madrid

Juan Muñoz

Palacio de Velázquez

Juan Muñoz’s recent retrospective, his first exhibition in Madrid in a number of years, contained numerous drawings, as well as sculpture. Muñoz’s central concerns, however—a tension between opposites, narrative ambiguity, and a scenographic quality—are most clearly articulated in his sculptural works.

The work in the show followed an easily traceable trajectory. After creating more two-dimensional pieces during the ’80s, starting with Balcones (Balconies, 1984) Muñoz began to produce three-dimensional abstractions with dramatically juxtaposed elements. He later introduced human figures—perhaps in an effort to escape the formalism toward which his work seemed to be leading—and he has since been arranging them in dynamic, stagelike spaces. His newer work suggests narratives only in the form of veiled allusions or points of departure—looking at one of these pieces is like viewing a single

Sign-in to keep reading

Artforum print subscribers have full access to this article. If you are a subscriber, sign in below.

Not registered for artforum.com? Register here.
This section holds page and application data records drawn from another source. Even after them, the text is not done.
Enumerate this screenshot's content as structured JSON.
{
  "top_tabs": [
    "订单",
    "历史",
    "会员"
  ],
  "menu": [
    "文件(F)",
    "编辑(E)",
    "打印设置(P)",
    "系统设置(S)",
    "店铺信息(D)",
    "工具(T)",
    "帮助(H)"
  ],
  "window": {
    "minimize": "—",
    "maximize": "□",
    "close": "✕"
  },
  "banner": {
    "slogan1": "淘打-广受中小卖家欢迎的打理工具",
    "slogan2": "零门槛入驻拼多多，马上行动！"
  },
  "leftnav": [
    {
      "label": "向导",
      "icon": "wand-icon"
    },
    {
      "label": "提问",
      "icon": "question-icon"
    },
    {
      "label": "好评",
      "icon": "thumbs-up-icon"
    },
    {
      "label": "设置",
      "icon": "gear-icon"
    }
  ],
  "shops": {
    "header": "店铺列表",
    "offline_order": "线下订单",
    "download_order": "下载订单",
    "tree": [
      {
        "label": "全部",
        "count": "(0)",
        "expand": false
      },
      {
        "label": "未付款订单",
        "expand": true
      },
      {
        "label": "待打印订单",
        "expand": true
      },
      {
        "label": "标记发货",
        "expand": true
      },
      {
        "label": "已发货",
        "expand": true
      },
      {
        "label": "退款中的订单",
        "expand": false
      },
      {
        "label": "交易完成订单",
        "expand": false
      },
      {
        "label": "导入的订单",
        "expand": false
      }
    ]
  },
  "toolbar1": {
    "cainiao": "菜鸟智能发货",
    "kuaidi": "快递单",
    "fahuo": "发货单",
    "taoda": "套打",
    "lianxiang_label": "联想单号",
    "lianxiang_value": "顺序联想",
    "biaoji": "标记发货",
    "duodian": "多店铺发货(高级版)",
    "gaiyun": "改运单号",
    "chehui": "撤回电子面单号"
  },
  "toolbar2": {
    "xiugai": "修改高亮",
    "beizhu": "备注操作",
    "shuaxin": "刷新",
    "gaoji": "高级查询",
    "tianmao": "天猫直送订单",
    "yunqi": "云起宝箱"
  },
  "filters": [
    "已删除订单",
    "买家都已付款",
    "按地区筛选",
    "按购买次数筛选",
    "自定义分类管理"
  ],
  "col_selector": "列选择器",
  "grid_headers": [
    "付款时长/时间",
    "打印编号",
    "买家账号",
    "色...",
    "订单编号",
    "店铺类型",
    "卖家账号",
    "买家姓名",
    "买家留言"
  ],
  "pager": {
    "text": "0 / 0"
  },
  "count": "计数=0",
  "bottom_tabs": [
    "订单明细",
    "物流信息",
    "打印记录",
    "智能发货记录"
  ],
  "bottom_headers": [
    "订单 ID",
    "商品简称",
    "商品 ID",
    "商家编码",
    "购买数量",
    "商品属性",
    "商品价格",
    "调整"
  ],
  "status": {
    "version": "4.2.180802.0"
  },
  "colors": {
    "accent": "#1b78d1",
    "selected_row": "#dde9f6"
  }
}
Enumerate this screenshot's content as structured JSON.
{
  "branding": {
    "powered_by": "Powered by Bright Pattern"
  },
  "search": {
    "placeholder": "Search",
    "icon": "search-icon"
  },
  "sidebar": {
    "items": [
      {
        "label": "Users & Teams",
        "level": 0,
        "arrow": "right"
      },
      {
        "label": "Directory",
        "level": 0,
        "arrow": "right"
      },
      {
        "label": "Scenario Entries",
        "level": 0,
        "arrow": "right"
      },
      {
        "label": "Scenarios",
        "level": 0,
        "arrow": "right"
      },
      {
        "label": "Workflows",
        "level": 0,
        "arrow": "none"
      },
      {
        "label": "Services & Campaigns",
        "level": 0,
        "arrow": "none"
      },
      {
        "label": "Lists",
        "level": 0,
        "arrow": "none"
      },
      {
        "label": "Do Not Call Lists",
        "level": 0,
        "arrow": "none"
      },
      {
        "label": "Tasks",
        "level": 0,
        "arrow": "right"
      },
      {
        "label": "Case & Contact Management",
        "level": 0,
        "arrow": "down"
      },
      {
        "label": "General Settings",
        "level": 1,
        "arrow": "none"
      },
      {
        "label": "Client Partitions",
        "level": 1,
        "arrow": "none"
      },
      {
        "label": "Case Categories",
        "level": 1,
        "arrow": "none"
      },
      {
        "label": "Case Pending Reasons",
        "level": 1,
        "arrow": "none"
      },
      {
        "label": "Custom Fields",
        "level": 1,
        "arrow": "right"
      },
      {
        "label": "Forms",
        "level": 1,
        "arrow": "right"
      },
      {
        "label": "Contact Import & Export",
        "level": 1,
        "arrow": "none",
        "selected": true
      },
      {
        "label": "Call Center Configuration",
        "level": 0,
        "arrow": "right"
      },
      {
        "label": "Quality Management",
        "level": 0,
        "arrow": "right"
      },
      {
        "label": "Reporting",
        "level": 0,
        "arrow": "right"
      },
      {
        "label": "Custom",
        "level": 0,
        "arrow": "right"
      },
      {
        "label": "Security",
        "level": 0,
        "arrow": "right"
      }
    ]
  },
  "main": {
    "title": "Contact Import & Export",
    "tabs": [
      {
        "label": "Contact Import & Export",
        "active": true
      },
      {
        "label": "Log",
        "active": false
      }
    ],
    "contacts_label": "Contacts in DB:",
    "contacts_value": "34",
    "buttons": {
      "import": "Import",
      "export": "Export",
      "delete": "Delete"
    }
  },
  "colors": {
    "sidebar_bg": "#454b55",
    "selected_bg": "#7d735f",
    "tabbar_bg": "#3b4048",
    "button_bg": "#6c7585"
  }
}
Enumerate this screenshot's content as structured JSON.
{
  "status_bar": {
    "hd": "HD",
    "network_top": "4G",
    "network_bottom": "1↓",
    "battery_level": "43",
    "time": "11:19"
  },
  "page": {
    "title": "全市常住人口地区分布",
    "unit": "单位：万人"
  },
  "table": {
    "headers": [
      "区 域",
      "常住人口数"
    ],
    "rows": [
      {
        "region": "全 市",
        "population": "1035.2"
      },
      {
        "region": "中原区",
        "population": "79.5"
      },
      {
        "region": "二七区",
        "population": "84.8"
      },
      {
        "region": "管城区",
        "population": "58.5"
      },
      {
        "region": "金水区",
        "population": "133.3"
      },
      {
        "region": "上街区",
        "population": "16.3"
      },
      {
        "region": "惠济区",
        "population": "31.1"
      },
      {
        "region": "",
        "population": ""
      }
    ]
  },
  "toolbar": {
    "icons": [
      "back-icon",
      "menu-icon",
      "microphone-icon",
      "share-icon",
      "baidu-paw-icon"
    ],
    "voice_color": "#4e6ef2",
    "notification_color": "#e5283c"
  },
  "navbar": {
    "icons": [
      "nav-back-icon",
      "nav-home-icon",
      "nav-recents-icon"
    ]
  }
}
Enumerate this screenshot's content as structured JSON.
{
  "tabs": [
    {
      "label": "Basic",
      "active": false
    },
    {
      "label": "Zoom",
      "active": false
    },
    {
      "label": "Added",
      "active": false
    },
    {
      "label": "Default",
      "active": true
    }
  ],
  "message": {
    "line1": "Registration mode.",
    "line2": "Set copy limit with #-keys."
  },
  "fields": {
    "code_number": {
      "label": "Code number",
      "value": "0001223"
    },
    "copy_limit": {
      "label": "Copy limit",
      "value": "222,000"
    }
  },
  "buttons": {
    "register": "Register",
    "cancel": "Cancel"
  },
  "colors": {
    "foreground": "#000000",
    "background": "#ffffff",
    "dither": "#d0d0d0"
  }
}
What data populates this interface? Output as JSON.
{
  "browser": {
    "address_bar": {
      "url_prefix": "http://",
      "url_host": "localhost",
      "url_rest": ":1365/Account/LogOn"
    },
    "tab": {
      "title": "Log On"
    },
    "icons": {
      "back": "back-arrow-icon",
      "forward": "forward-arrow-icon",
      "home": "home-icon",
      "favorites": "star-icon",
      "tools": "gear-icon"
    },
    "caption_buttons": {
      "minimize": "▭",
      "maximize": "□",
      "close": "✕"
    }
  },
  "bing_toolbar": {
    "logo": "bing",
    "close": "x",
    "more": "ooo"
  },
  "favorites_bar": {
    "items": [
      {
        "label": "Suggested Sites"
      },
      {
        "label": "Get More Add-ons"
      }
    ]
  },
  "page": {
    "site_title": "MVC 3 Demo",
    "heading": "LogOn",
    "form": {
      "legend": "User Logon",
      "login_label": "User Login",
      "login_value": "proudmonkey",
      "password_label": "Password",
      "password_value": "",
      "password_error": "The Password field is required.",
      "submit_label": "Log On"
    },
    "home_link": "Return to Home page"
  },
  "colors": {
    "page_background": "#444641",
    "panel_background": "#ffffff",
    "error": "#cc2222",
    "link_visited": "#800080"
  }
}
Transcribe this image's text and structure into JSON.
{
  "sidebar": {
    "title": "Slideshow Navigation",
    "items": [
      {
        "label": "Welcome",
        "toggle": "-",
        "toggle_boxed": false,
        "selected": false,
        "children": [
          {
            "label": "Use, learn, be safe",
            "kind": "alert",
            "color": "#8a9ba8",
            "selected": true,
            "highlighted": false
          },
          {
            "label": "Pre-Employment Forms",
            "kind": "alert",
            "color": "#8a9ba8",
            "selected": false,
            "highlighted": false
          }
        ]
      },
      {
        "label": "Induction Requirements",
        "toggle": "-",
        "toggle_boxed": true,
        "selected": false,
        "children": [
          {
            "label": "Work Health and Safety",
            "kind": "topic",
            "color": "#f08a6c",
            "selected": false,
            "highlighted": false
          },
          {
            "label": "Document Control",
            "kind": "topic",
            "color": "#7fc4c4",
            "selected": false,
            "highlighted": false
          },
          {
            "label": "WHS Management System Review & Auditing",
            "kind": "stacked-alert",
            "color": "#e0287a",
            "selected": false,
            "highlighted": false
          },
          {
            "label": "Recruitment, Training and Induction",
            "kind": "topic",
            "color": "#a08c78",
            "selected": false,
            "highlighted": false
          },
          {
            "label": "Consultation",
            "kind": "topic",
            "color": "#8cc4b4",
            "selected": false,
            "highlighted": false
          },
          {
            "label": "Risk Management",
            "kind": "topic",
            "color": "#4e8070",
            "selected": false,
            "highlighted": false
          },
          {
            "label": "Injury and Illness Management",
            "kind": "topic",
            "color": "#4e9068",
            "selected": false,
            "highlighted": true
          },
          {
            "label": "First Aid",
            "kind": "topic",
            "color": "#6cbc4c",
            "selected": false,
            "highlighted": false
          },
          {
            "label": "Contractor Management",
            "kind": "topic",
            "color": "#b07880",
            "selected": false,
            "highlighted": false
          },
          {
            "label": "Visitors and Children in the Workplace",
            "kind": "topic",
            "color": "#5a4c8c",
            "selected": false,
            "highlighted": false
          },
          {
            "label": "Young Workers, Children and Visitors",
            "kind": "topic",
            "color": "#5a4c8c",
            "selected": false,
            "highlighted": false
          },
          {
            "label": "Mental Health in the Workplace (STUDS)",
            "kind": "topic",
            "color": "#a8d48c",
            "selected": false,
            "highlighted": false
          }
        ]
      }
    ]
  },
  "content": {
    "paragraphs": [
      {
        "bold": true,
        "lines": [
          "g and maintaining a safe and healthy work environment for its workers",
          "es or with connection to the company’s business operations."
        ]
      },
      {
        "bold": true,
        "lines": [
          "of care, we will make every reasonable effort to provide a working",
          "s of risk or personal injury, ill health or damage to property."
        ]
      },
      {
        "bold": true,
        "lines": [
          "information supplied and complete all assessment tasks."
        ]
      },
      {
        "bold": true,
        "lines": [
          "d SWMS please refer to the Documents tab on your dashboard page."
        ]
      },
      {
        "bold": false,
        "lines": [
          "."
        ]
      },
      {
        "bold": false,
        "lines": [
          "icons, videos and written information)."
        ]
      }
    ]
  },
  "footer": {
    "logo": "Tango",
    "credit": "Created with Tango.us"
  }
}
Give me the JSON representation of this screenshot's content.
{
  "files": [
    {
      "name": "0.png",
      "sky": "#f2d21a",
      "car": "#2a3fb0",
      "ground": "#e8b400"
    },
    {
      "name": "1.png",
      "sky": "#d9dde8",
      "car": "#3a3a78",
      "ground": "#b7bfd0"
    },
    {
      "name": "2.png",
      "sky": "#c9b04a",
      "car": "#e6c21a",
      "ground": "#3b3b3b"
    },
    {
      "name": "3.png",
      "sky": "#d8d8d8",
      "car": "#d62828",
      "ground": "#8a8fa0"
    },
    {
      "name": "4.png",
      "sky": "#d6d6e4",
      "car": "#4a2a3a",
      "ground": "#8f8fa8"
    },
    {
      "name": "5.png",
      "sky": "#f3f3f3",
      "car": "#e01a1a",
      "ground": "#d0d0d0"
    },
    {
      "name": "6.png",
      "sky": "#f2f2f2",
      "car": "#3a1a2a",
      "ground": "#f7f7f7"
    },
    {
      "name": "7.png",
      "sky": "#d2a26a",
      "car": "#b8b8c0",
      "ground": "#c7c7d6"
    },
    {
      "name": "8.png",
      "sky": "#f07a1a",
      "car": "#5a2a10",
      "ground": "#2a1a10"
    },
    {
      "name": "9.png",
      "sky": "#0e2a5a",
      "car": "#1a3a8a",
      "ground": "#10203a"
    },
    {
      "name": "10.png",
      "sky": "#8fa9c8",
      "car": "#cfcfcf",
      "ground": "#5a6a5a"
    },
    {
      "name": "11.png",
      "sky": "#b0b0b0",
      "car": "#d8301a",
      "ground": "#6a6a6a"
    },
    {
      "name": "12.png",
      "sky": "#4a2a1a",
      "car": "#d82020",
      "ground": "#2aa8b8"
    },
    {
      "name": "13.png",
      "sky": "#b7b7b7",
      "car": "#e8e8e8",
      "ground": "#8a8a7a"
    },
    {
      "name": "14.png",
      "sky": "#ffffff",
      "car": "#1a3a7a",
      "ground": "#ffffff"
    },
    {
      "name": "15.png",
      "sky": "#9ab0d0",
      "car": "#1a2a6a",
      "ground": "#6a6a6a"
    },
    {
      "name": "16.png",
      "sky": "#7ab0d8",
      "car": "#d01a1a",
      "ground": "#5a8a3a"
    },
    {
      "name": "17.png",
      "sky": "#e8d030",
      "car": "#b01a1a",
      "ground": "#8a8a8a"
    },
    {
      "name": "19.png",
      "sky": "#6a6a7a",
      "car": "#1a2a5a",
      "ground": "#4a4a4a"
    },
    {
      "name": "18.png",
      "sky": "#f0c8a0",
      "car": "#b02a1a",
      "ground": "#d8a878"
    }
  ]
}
SUBSCRIBE NOW for only $50 a year—65% off the newsstand price—and get the print magazine plus full online access to this issue and our archive.*

Order the PRINT EDITION of the February 1997 issue for $17 or the ONLINE EDITION for $5.99.

* This rate applies to U.S. domestic subscriptions.